3 Tips to Keep Customer Journeys from Going Off the Rails

When it comes to customer journeys, is your company inadvertently driving your customers to desperate measures, like going to GetHuman.com?max blog art latest

Maybe. The way customers experience products and services is changing, and companies that fail to provide the right customer service paths will eventually chase their customers away. The very existence of GetHuman.com—a site where disgruntled customers share phone numbers and other ways to skip phone prompts and email forms and go straight to a live person—is proof that many customer journeys are sliding off the rails.

Customers Expect You to Know Them—No Matter How They Communicate

Many organizations unknowingly alienate customers, forcing them to look for other options for great service and virtually ensuring defections to competitors. Customers often communicate in different ways with the companies they buy from:

  • 73% use the phone
  • 67% use help or frequently asked questions
  • 58% use email
  • 43% use chat
  • 24% use SMS
  • 22% use Twitter

A frequent customer complaint is that companies often have a hard time matching up communications on all of these channels with the customer who sent them. Nobody likes having to start all over again and be put in the position of re-explaining their issue. People also hate feeling like they’re besieged on all channels by too-frequent sales contact via phone, email, social media, etc.

The bad news is that 69 percent of online consumers move to another channel when online customer service fails, and 89 percent of customers surveyed say they’ve switched to another provider due to a bad customer service experience.

The good news is that solutions are available now that will help companies:

  1. Provide a smooth escalation path from the web—For example, proactive chat opens up a window when customers appear to be looking for a certain type of help, and directs them accordingly. In 8x8’s system, you can even configure it to ask for language preference, and automatic language translation helps out when the agent and the customer don’t speak the same language. This is particularly helpful for organizations running a global contact center.
  2. Think out-of-the-box when it comes to phone experiences—New technology is available that helps you offer your customers better service. For example 8x8 Personal Connect lets customers reach an agent already familiar with their particular case, and integration with CRM systems such as Salesforce and NetSuite help agents instantly see a customer’s entire experience at a glance.
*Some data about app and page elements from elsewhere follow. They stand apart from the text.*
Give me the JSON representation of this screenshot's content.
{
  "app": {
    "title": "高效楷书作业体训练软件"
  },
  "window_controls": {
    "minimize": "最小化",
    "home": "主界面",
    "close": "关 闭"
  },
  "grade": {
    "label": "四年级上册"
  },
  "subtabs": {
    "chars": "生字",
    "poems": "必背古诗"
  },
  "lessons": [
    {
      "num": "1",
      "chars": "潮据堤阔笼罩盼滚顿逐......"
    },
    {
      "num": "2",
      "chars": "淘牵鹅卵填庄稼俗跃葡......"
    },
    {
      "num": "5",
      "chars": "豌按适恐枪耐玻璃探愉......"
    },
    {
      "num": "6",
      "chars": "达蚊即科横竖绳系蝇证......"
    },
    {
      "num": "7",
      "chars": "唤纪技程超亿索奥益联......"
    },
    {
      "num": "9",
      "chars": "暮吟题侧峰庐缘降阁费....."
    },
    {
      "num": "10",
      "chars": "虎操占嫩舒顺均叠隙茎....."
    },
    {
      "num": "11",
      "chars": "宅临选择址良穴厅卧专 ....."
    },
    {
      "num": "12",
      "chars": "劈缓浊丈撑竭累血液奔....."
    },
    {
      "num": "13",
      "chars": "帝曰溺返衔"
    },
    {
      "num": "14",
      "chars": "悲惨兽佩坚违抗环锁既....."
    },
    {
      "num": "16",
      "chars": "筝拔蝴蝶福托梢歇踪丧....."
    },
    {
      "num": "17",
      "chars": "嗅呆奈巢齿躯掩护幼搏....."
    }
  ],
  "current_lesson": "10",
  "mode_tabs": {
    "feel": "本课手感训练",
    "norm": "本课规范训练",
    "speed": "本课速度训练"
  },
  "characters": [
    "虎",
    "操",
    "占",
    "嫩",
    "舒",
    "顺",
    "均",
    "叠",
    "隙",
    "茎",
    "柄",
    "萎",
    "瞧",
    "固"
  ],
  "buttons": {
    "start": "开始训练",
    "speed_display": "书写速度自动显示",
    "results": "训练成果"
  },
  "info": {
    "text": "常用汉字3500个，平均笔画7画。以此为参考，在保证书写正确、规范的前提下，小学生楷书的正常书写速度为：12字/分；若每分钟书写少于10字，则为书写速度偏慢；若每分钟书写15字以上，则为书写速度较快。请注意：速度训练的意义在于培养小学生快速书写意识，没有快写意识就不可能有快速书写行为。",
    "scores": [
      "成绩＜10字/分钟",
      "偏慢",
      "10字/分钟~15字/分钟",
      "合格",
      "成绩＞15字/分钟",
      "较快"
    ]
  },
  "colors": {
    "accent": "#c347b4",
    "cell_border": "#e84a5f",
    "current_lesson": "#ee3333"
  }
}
And virtual queuing, which lets customers give their number and save their place in the queue until an agent is available. No longer do customers have to do a slow burn while focusing on how long they’ve waited on hold; they can do other things while they wait for an agent to become available.
  3. Focus on metrics as a way to improve.—Many organizations running global contact centers—commonly called “follow-the-sun” operations—find they need better metrics and reporting software if they want to be sure they’re meeting customer needs. In particular, they often need company-wide metrics to see how the entire organization is doing, but they may only get regional or local reports. For example, an enterprise might have separate contact centers in Asia, America and Europe, but if they aren’t integrated, figuring out how things are going becomes a data-sleuthing operation, especially if the contact systems aren’t in the cloud—or even on the same system. For example, recently introduced contact center analytics help show global metrics for contact centers, but still preserve the ability to “drill down” and look at the performance of individual lines and agents, for instance.

These tips are helping organizations worldwide to refine customer journeys—and avoid customer rants on sites like GetHuman.com—because nobody wants to be famous for bad customer service.

Max Ball


Max is the Senior Product Marketing Manager for 8x8 Virtual Contact Center. [...] Read More >